Visits to Paris can inspire many things. For me the inspiration was to suck up the atmosphere, the centuries of creativity and a fair amount of restorative red wine. I was there for a few days to recharge my creative batteries before starting work on some new ranges of greeting cards.
I’m not much of a tourist and would usually prefer to wander around the city or sit in a cafe rather than climb the towers or castles. I didn’t visit The Louvre to join the millions who want a glimpse of the Mona Lisa. I couldn’t face the queues. I did instead visit a fascinating alternative collection that aims to provide plenty of fun and colour.
The Musee des Arts Forain, (the museum of fairground art), is a privately-owned collection that is open to the public, if you buy a ticket in advance. Once inside you will see amusement rides, organs, carousel horses and unusual objects dating from 1850 to 1950.
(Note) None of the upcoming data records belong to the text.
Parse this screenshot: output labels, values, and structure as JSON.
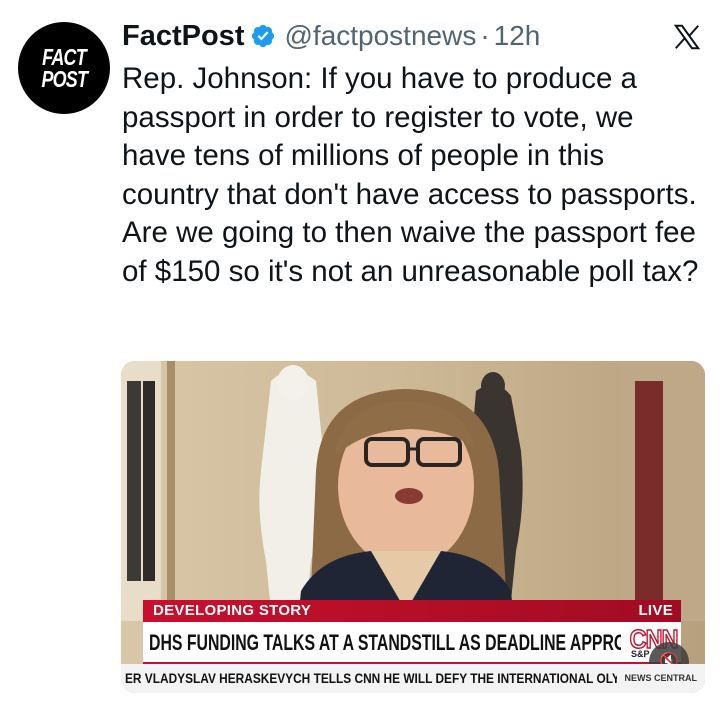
{
  "account": {
    "avatar_line1": "FACT",
    "avatar_line2": "POST",
    "name": "FactPost",
    "handle": "@factpostnews",
    "separator": "·",
    "time": "12h"
  },
  "tweet": {
    "text": "Rep. Johnson: If you have to produce a passport in order to register to vote, we have tens of millions of people in this country that don't have access to passports. Are we going to then waive the passport fee of $150 so it's not an unreasonable poll tax?"
  },
  "video": {
    "developing_label": "DEVELOPING STORY",
    "live_label": "LIVE",
    "headline": "DHS FUNDING TALKS AT A STANDSTILL AS DEADLINE APPROACHES",
    "network_logo": "CNN",
    "market_label": "S&P",
    "ticker": "ER VLADYSLAV HERASKEVYCH TELLS CNN HE WILL DEFY THE INTERNATIONAL OLYMPI",
    "ticker_network": "NEWS CENTRAL",
    "mute_glyph": "🔇",
    "colors": {
      "cnn_red": "#c8102e",
      "lower_third_bg": "#ffffff"
    }
  },
  "icons": {
    "verified": "verified-badge-icon",
    "platform": "x-logo-icon",
    "mute": "mute-icon"
  },
  "colors": {
    "verified_blue": "#1d9bf0",
    "text": "#0f1419",
    "muted_text": "#536471"
  }
}
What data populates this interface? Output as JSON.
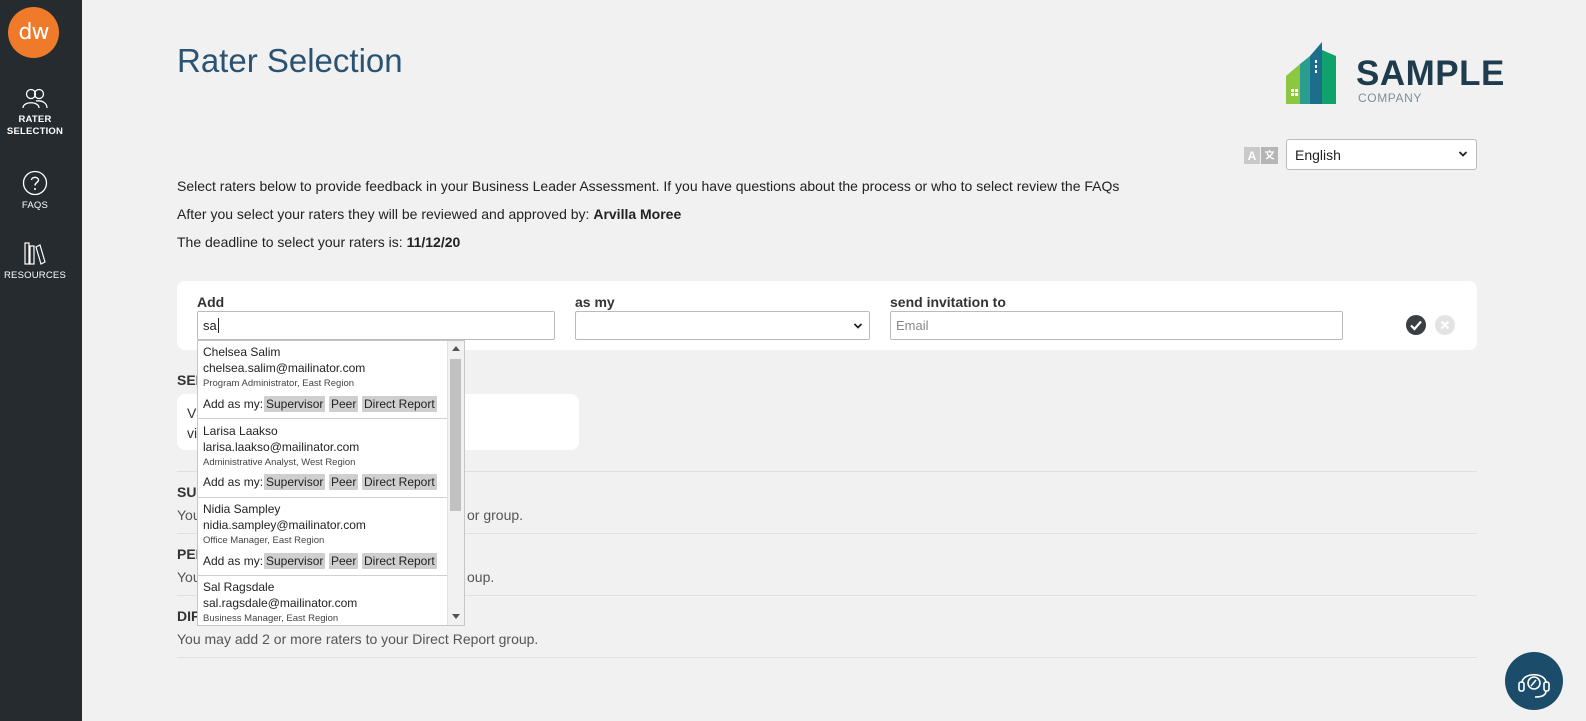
{
  "sidebar": {
    "logo_text": "dw",
    "items": [
      {
        "icon": "people-icon",
        "label_line1": "RATER",
        "label_line2": "SELECTION"
      },
      {
        "icon": "question-icon",
        "label": "FAQS"
      },
      {
        "icon": "books-icon",
        "label": "RESOURCES"
      }
    ]
  },
  "header": {
    "title": "Rater Selection",
    "brand_name": "SAMPLE",
    "brand_sub": "COMPANY"
  },
  "language": {
    "selected": "English",
    "translate_icon": "translate-icon"
  },
  "intro": {
    "line1": "Select raters below to provide feedback in your Business Leader Assessment. If you have questions about the process or who to select review the FAQs",
    "line2_prefix": "After you select your raters they will be reviewed and approved by:",
    "approver": "Arvilla Moree",
    "line3_prefix": "The deadline to select your raters is:",
    "deadline": "11/12/20"
  },
  "add_form": {
    "add_label": "Add",
    "add_value": "sa",
    "as_my_label": "as my",
    "as_my_value": "",
    "send_label": "send invitation to",
    "email_placeholder": "Email"
  },
  "suggestions": [
    {
      "name": "Chelsea Salim",
      "email": "chelsea.salim@mailinator.com",
      "title": "Program Administrator, East Region",
      "add_as": "Add as my:",
      "roles": [
        "Supervisor",
        "Peer",
        "Direct Report"
      ]
    },
    {
      "name": "Larisa Laakso",
      "email": "larisa.laakso@mailinator.com",
      "title": "Administrative Analyst, West Region",
      "add_as": "Add as my:",
      "roles": [
        "Supervisor",
        "Peer",
        "Direct Report"
      ]
    },
    {
      "name": "Nidia Sampley",
      "email": "nidia.sampley@mailinator.com",
      "title": "Office Manager, East Region",
      "add_as": "Add as my:",
      "roles": [
        "Supervisor",
        "Peer",
        "Direct Report"
      ]
    },
    {
      "name": "Sal Ragsdale",
      "email": "sal.ragsdale@mailinator.com",
      "title": "Business Manager, East Region"
    }
  ],
  "sections": {
    "selected_heading_visible": "SEL",
    "selected_line1_visible": "Vi",
    "selected_line2_visible": "vi",
    "supervisor_title_visible": "SUI",
    "supervisor_text_left": "You",
    "supervisor_text_right": "or group.",
    "peer_title_visible": "PEE",
    "peer_text_left": "You",
    "peer_text_right": "oup.",
    "direct_title_visible": "DIF",
    "direct_text": "You may add 2 or more raters to your Direct Report group."
  },
  "colors": {
    "sidebar": "#262b2f",
    "accent_orange": "#ee7a2a",
    "title_blue": "#2b5371",
    "help_button": "#1b4d6b"
  }
}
The highlights for me were the ‘Manege de Velocipedes’, a merry-go-round powered entirely by manual pedalling built in 1890, and still in full working order. It goes very fast and provides a comprehensive aerobic work-out. And a game where balls-put-in-holes make Parisian waiters race while holding a tray of wine and glasses.
There’s no stuffy atmosphere and you can ride most of the attractions and play the vintage games. The guided tour and commentary are in French but even though I understood only about a third of what was said it didn’t stop me having fun.
Another memorable trip was to ‘Les Catacombs’, which involves descending deep below ground level to sample a little of the estimated 170 miles of tunnels and caves that lay under the city. (They were essentially quarries that supplied a lot of the stone used to build Paris).
The most notorious section of the tour is ‘The Empire of the Dead’, a section of the tunnels lined with the bones of millions of former Parisians, transported here from overcrowded cemeteries in the 1700s.
There’s no individuality here, all the bones, stacked into large blocks that extend to the ceiling, are anonymous. Some are neatly stacked while others are arranged into patterns or shapes. Even deep beneath Paris there’s beauty and art of a type here.
This is certainly the capitol’s most macabre sight and not a trip for the frail or anyone with breathing or heart problems; there are a lot of steps, some tight spaces and a whole lot of dead people.
And as nothing says Paris like the Eiffel Tower, I couldn’t resist taking a short film of the light show that currently decorates it for a few minutes at the top of each hour when the sun has set. Vive La France.